Sejal Badani is a Goodreads Fiction Award finalist for her “Trail of Broken Wings”.
“The storyteller’s secret” novel takes you to India. The novel has two story lines. One is around 1940s-50s and the other one – 30 years forward, each with their own main character: a grand-mother and a grand-daughter.
Jaya – the grand-daughter – came to India from the USA to heal her pain after three miscarriages and the separation from her husband. There, she learns the story of her grandmother from an untouchable, who worked in his grand parents’ house as a faithful servant. Jaya learns of her true heritage when her grand-mother’s secret is revealed by her by that faithful servant. She learns her mother is a fruit of the passion between her grand-mother and a British officer she loved. In healing her own pain, she re-lives her grand-mother’s tough choices of staying in the marriage her parents arranged for her; staying with other other three sons when asked by the man she loved to leave with him and their daughter; stopping to do what she loved – teach and write stories – when family duties called.
In the story, the grand-mother dies young in very tragic circumstances. The author portraits the grand-daughter as a living testament to the materialisation of aspirations of a generation who although oppressed kept her dignity and left a legacy.
The story has a happy end of healing found by those who sought it. Although it gave the book a predictable end, it was just fine, after the intensity if the two parallel life stories of the grand mother and grand-daughter, who “found” each other 30 years after through storytelling.
While some reviews find the book not very exciting, it matched my reading needs at this stage. Even it it is fiction, stories of vulnerable deserve to be told in any form and cherished by those who live to harness the sacrifices made by generations before.
for the funniest pilot on my flights so far: “Ladies and gentlemen, in a few moments we will land in Bucharest. The weather is not as nice as in Frankfurt. Yet, as they say “A nice drink a day, keeps the bad weather away”. Ask my co-pilot for tips on bars in Bucharest. He knows quite a few”. Laughter erupted.
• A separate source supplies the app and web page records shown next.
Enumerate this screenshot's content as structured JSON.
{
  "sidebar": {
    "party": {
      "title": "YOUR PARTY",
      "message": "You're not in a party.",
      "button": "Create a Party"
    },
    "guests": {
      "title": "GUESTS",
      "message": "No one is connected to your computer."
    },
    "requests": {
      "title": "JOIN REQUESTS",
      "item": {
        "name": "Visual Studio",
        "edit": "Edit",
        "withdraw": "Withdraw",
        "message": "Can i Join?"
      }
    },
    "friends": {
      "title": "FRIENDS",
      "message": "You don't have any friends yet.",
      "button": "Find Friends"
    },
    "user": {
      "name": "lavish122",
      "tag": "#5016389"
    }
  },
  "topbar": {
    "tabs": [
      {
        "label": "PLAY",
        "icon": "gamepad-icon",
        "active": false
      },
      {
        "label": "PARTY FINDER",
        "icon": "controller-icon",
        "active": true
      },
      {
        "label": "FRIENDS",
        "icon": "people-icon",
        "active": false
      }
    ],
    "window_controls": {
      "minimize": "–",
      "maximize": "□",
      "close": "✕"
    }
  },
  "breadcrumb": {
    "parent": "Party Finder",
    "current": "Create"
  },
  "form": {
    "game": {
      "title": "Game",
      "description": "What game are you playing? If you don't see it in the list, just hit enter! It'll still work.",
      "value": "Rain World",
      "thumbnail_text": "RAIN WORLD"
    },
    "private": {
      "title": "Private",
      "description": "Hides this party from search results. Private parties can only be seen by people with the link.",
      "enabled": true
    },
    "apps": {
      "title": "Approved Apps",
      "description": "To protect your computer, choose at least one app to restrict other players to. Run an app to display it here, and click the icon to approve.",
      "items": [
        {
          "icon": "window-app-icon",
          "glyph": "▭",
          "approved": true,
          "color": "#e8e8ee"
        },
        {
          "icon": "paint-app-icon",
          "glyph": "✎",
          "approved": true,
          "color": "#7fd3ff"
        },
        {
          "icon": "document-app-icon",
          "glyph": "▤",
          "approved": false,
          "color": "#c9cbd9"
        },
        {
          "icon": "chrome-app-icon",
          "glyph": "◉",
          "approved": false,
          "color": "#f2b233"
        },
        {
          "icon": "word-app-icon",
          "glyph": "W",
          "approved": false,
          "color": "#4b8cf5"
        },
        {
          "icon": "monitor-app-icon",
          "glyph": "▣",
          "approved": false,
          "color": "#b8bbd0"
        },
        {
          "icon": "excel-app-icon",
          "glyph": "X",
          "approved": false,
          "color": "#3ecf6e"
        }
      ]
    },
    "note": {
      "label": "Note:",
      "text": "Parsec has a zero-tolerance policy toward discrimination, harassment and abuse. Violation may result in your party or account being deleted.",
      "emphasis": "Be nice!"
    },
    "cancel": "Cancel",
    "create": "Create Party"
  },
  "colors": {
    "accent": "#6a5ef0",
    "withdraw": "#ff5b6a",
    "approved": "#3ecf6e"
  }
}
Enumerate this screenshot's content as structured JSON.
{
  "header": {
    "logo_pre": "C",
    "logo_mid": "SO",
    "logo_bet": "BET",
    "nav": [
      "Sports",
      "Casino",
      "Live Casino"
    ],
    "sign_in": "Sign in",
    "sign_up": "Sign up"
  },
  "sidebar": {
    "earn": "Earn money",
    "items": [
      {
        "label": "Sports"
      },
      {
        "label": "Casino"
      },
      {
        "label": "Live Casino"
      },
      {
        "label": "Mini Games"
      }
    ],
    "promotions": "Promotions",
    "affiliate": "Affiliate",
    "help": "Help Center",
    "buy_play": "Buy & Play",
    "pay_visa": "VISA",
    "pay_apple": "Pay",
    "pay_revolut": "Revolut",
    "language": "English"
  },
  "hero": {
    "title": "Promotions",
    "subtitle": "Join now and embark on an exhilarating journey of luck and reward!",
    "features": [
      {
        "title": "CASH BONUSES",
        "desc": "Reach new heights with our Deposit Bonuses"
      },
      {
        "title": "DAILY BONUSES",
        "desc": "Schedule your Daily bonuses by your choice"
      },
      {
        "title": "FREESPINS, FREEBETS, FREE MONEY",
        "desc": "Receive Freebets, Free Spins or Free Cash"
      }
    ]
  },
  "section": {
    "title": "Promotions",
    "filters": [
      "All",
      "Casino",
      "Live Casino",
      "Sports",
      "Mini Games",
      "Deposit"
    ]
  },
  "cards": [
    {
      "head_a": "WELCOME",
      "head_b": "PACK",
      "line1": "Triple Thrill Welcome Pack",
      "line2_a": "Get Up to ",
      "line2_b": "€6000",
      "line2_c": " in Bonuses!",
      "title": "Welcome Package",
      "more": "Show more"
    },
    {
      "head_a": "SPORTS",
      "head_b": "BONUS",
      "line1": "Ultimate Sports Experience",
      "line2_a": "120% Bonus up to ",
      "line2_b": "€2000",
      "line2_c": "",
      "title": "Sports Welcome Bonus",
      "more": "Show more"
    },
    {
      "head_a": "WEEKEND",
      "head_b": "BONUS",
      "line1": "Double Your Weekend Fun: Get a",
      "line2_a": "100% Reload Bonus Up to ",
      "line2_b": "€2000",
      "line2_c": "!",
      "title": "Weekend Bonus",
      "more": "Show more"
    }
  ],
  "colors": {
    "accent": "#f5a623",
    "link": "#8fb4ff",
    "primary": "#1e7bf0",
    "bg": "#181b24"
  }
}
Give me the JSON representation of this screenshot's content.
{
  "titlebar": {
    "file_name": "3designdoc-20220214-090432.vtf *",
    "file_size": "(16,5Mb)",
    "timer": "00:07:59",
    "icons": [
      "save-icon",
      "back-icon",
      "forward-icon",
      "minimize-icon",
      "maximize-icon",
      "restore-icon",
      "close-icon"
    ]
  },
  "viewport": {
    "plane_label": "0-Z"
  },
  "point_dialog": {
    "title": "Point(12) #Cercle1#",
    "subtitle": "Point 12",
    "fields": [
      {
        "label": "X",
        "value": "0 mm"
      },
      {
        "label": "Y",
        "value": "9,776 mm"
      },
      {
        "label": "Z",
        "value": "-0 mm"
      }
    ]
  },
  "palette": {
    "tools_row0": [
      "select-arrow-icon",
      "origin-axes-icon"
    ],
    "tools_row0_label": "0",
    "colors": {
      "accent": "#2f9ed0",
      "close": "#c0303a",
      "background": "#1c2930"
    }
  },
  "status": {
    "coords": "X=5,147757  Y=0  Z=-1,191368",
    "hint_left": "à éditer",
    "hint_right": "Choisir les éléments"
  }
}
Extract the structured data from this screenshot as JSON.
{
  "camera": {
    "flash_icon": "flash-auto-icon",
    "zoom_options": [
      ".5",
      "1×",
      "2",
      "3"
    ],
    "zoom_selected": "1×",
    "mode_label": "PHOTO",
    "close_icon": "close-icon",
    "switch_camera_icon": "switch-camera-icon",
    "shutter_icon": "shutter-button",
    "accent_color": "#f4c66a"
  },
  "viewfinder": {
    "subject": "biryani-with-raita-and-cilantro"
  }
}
for the glimpse of sun on a cloudy day from my hotel room window. Just make sure you’ll deliver on the promise I made to the lady visiting from Los Angeles. She longed to still meet the sunny you.
for new and renewed partnerships with committed professionals
for your urban garden and very nice time spent in a gorgeous company
your lively street art, which cohabitates with formal art places
an ephemeral ode to bearded men
Lido Hotel’s eclectic deco
the politest and fastest waiter at 5 in the morning in an airport cafe
and last but not least, for my third excellent lady taxi driver, after similar experiences in Paris and Vilnius. “So, there are ladies driving taxis in other countries as well” she was curious to know. She shared in return her experience with a passenger who dared to touch her shoulder and knee. “I was 5 seconds close to test my electroshock device on him and dump him in the forest. In 5 years I am driving, nothing of this sort happened to me. And he seemed a respectable foreigner and interested to know if I am married and have kids!”
That was appalling. I asked her if she can notify the dispatching centers when things like this happen. She should not deal alone with such a situation. “Yes, I can.” she confirmed. Would the passenger have done it if the driver was a male? Highly unlikely.
Upon arrival at the destination, it was gratifying to see her face lit up with unfettered enthusiasm and passion for her work.
My brain seems to be interested lately in women’s stories from all over the globe. Or maybe it is my heart. The heart of a girl’s mom.
“Pachinko” belongs to the type of the book I look forward to opening at bed time reading. I absorbed the 400 something pages in no time.
The story spans through generations of a family who survived war, hunger, separation, discrimination and exile. The story starts in Korea and then moves to Japan. Above all, it is about soul-search and staying true to what truly matters no matter what.
The characters are authentic and their struggles and aspirations are so real you can feel it on your skin. The author did well her homework research. The book is a tribute to all silent victims of discrimination of those times on that place.
I cannot ignore the attention given to the role of women society expects from them, as described in this book and couple of others I recently read. “Women’s lot is to suffer” is reiterated couple of times in the book. That is saddening, to say the least. In fairness, the author does justice to feminine characters by endowing them with such strength of mind and spirit that it challenges the socially acceptable behavioural model for women.
Inspired by this, I bought for my daughter “Little Leaders: Visionary Women from around the World” by Vashti Harrison (more on the book in my next post).